With one scandal after another plaguing the halls of Washington these days, it may seem hard to keep track of each riveting controversy while trying to parse what the crises mean for the nation. And as new political outrages come to dominate the 24-hour news cycle, government scandals that at one point seemed like catastrophic disasters quickly start to fade into the background, appearing less and less relevant each day. This at least seems to be the fate of May’s IRS scandal, which at one point looked to be destined to bring down the Obama administration, or at least tarnish the president’s legacy. But now that the fiasco has been obscured by the NSA spying allegations and the resulting national dialogue over the role of whistleblowers, the once threatening IRS outrage slowly appears to be dripping into the history books. With one notable exception: the Tea Party organizations at the center of the ordeal, which look to be making a comeback thanks to the brouhaha.

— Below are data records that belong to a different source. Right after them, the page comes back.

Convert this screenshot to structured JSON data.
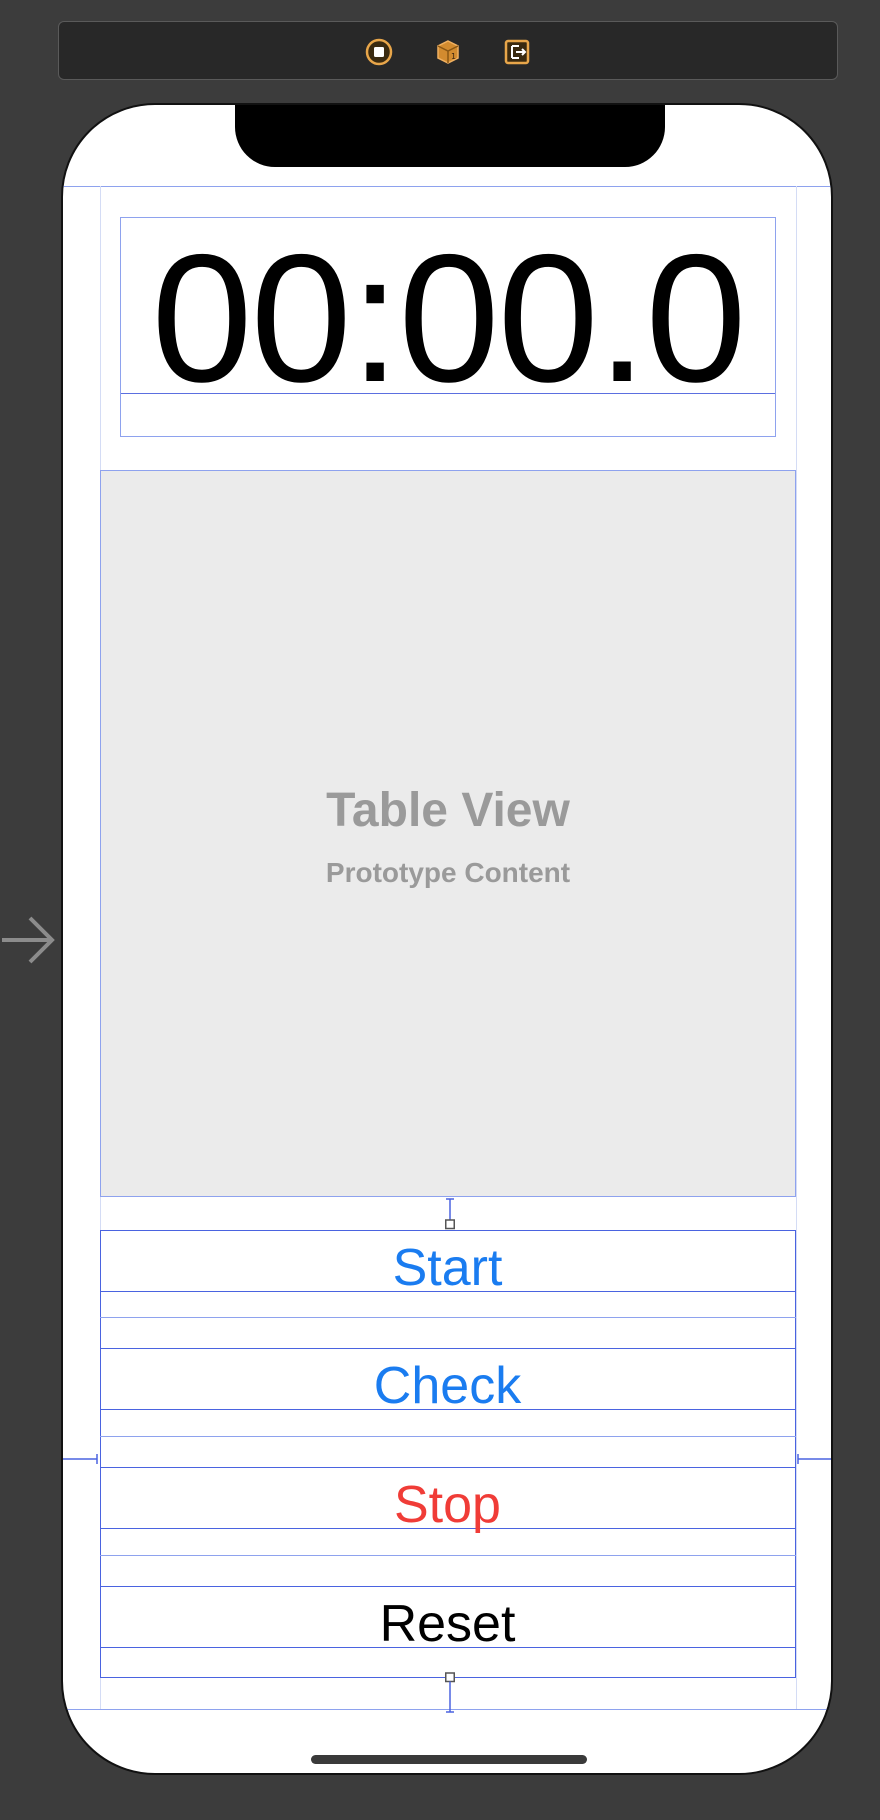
{
  "toolbar": {
    "icons": [
      "view-controller-icon",
      "first-responder-icon",
      "exit-icon"
    ]
  },
  "timer": {
    "label": "00:00.0"
  },
  "table_view": {
    "title": "Table View",
    "subtitle": "Prototype Content"
  },
  "buttons": {
    "start": "Start",
    "check": "Check",
    "stop": "Stop",
    "reset": "Reset"
  },
  "colors": {
    "start": "#1a7cf0",
    "check": "#1a7cf0",
    "stop": "#f03c37",
    "reset": "#000000",
    "toolbar_icon": "#e8a64a",
    "constraint": "#4a63e0"
  }
}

Peaks and Losses
The Tea Party wave reached its peak in 2010, when voter discontent over the polarizing Obamacare legislation propelled several young, conservative lawmakers backed by the populist party into Congress during that year’s midterm elections. Since then, though, the anti-taxation coalition’s prestige and influence has waned, with less of their candidates earning government seats in the 2012 vote. As pundits proclaimed the end of the era of riled-up conservative activists, it looked like the once powerful Tea Party was doomed to political extinction.
And then the scandal hit. In mid-May, an audit conducted by the US Treasury showed that an IRS office in Cincinnati specifically targeted conservative organizations that had sought tax-exempt status. This revelation led to government inquiries, Congressional hearings and plenty of resignations as investigators and the media tried to figure out who ordered the extra scrutiny and which DC politicians were aware of it. Since then, Tea Party–affiliated groups have seen an uptick not just in media coverage, but in popular support and even funding.
Back on Track
Soon after the scandal hit, some Tea Party groups saw attendance to their meetings increase threefold. Organizers and leaders of the movement attribute this to the spotlight once again being flung at their non-government-intervention ideologies, especially since the debacle gave them a perfect illustration of Big Brother–like government overreach. Organizers also hope their message will now appeal to more centrist, moderate voters, who they hope are now made aware of the impact big government can have on their everyday lives.
And of course, there’s the money situation. Outrage over the targeting has led conservative donors to pump more cash into local grass-root Tea Party groups, as well as funds from national super PACs. Tea Party groups all over the nation have been more than happy to receive this sudden surge in corporate gifts. With the influx of cash, the Tea Party is looking to once again tackle head-on their big Washington white whale: health care legislation. Websites linked to the group have already popped up trying to link Democratic politicians who voted for Obamacare with the IRS scandal. Because the tax agency will be in charge of enforcing such Obamacare rules as penalties on people who don’t get health insurance under the individual mandate, Tea Party leaders are hoping that associating the seemingly bungling agency with vulnerable politicians will slow down (or maybe even halt) the state-by-state implementation of Obamacare.
The most obvious and talked-about consequences stemming from the IRS scandal is what will happen to the IRS itself. With Tea Party groups long calling for either a change in the agency’s tax policies or its outright abolition, the added scrutiny now being placed on the government service will have to result in some sort of transformation. Influential politicians such as Ohio’s Republican Senator Rob Portman have publicly berated the IRS for targeting groups based on their political beliefs while at the same time acknowledging that system as it currently stands is not working. These politicians have called for a review of policies affecting nonprofit status for political groups, if not the direct elimination of such status. Long-debated practices such as the amount of funds nonprofits can receive from super PACs and how much nonprofits can contribute to political causes will all now be under discussion. And in the end, these are the exact sorts of debates the Tea Party has been pushing for since its inception. So where analysts and pundits may see a scandal, the anti-taxation group has instead seen this fiasco for what it really is: a major political gift.0